#### WHAT THIS TASK INVOLVES
Go through the entries below and report how many lines contain the string "expanded". Nothing but the number is wanted.

#### AVAILABLE RECORDS
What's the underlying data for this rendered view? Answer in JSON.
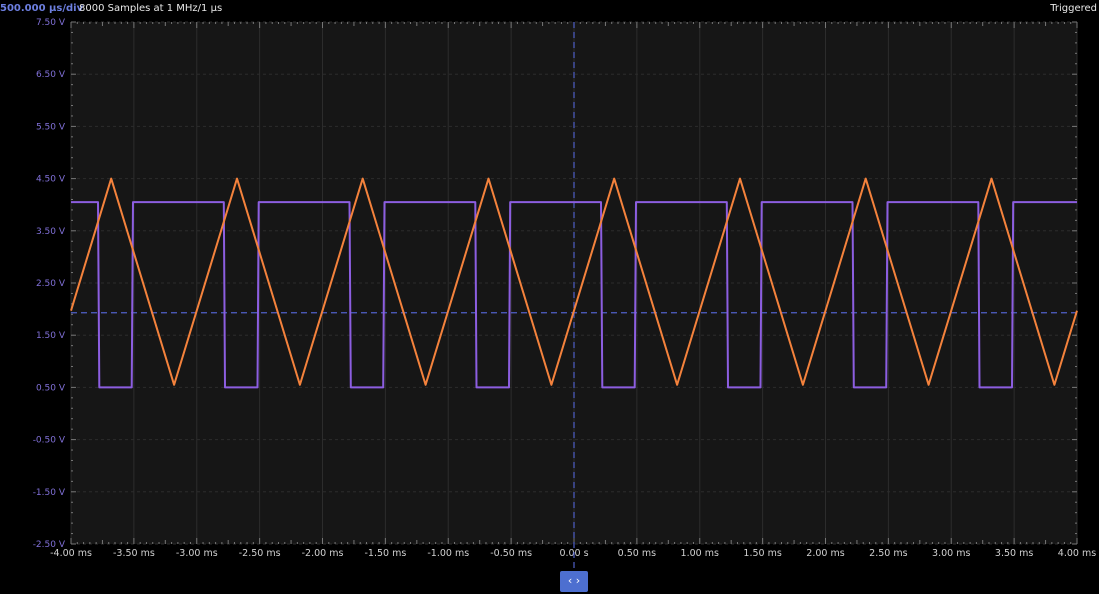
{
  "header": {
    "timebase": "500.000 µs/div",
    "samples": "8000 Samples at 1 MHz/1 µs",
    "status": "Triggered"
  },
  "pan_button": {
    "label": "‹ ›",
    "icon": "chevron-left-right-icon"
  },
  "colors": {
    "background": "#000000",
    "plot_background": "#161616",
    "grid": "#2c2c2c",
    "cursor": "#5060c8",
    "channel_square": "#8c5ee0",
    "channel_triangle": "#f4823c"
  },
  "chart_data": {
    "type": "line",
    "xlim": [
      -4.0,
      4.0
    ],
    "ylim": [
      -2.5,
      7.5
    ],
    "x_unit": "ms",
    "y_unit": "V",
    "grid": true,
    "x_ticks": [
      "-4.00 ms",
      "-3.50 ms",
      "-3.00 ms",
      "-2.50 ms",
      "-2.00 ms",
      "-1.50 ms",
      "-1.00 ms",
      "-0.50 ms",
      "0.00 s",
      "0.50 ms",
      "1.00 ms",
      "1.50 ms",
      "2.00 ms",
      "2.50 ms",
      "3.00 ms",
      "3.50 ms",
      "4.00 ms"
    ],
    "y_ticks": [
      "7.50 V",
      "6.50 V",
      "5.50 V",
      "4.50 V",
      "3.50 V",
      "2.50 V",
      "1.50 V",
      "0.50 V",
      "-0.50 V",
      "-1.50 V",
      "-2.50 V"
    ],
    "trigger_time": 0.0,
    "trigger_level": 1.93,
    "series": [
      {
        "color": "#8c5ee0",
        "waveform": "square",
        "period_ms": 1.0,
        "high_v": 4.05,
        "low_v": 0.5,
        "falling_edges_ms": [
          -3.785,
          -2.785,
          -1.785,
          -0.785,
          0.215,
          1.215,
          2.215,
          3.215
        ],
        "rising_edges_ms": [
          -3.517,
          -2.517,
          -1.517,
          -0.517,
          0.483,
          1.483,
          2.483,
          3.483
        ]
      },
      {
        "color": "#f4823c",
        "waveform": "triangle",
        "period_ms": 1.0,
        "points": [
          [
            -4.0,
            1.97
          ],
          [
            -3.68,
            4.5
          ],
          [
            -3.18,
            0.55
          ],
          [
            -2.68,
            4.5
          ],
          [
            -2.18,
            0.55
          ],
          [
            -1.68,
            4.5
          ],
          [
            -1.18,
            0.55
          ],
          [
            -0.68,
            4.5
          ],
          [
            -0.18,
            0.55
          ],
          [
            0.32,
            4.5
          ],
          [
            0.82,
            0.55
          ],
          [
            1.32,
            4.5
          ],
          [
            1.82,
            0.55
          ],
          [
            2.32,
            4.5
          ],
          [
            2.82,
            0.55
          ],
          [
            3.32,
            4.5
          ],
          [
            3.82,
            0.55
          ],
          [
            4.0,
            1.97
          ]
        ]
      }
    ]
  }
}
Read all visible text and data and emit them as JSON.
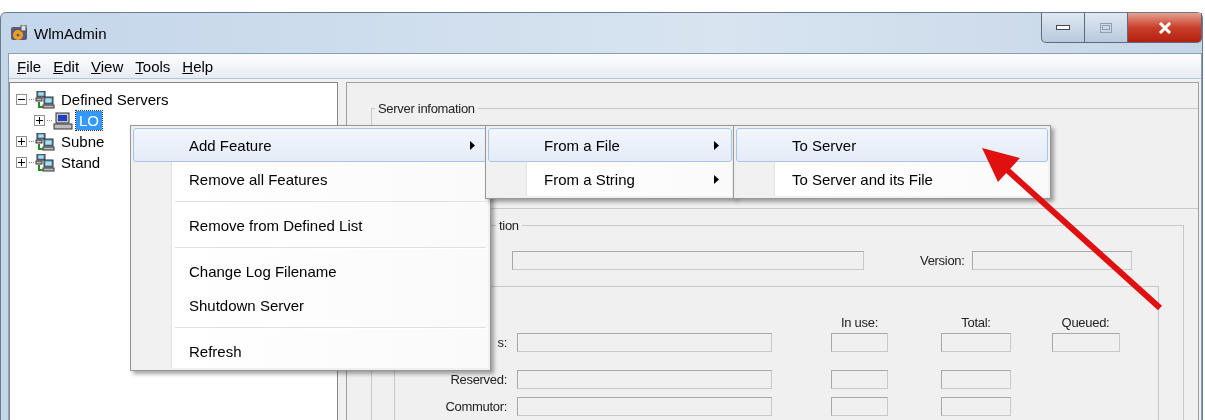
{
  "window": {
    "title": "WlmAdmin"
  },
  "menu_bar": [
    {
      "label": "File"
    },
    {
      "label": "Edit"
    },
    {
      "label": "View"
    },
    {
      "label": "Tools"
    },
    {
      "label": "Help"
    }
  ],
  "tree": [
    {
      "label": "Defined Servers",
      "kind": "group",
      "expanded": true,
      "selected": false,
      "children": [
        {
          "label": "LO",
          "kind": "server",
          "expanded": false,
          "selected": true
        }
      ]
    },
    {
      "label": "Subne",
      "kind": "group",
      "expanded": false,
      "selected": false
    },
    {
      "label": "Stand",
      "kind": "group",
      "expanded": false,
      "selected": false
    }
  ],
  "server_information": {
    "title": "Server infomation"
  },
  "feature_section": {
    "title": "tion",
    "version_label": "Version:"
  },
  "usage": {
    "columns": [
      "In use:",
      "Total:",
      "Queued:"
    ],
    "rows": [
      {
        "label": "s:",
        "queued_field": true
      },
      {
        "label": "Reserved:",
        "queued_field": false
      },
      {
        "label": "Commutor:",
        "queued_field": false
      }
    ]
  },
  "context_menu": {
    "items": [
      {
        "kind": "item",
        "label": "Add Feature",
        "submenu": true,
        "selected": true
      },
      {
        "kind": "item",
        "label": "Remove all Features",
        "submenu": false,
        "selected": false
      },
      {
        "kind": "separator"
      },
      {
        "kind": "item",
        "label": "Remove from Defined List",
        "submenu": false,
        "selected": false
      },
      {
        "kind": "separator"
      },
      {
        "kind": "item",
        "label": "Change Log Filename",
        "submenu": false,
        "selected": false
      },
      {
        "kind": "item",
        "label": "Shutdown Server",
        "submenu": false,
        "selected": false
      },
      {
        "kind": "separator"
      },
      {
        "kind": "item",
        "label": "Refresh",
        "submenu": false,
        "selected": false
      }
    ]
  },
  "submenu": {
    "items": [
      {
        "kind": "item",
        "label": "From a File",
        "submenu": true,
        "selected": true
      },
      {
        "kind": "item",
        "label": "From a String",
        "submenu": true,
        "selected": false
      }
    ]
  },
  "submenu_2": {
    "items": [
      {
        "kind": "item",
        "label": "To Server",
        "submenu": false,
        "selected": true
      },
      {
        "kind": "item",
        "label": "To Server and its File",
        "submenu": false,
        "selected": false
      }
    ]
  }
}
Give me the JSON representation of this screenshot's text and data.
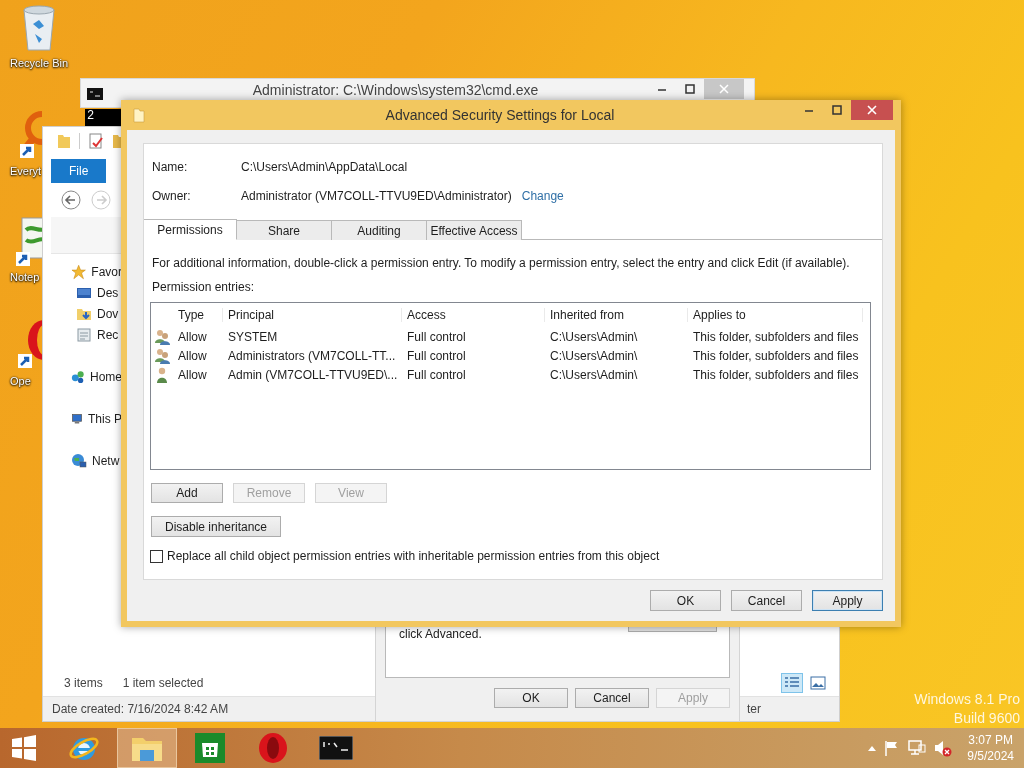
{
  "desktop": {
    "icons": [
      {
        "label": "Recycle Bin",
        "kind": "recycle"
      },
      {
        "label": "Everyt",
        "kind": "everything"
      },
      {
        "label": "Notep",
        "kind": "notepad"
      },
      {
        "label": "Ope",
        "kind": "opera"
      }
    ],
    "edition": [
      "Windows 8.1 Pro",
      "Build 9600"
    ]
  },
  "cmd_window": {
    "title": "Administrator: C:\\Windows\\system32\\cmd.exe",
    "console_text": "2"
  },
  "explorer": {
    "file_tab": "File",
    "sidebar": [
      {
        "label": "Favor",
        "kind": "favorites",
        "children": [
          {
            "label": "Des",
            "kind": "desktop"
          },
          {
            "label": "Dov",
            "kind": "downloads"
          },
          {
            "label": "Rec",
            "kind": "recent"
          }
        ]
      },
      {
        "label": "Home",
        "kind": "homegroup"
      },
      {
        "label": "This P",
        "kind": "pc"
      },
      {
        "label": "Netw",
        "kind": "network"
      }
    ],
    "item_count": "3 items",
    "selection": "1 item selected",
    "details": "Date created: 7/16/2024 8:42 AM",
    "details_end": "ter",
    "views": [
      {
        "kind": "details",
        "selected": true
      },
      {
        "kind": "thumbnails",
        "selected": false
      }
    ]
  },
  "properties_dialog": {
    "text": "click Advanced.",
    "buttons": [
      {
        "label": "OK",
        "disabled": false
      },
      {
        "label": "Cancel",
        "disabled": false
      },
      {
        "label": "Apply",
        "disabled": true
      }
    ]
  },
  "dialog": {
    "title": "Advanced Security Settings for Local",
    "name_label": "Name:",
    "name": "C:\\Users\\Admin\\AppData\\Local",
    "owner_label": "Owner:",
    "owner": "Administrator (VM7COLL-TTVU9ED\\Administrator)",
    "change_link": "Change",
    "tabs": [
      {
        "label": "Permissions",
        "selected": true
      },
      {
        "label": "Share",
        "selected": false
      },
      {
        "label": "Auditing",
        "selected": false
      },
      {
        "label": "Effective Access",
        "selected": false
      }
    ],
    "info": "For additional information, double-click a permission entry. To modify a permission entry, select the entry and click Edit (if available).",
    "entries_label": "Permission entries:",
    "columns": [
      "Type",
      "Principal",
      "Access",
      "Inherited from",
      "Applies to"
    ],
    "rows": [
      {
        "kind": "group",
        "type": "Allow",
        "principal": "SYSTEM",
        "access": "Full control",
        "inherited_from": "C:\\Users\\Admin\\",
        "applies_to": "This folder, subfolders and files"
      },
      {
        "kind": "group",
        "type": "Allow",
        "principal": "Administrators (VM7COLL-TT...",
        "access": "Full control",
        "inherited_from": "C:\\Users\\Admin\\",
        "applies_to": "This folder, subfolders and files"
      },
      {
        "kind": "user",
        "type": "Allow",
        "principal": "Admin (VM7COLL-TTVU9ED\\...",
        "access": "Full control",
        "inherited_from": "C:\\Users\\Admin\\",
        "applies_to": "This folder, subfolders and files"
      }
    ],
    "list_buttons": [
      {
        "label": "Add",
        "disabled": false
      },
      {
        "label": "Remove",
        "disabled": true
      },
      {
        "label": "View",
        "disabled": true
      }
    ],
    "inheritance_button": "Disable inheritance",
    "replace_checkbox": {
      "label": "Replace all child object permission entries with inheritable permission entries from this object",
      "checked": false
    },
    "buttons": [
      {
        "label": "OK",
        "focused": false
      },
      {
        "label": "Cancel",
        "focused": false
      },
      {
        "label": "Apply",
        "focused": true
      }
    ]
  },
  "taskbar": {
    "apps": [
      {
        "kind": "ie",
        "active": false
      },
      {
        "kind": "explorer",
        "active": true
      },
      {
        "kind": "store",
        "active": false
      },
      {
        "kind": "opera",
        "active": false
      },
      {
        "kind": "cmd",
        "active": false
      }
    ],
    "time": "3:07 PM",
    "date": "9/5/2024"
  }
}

#### RESPONSE BOX
4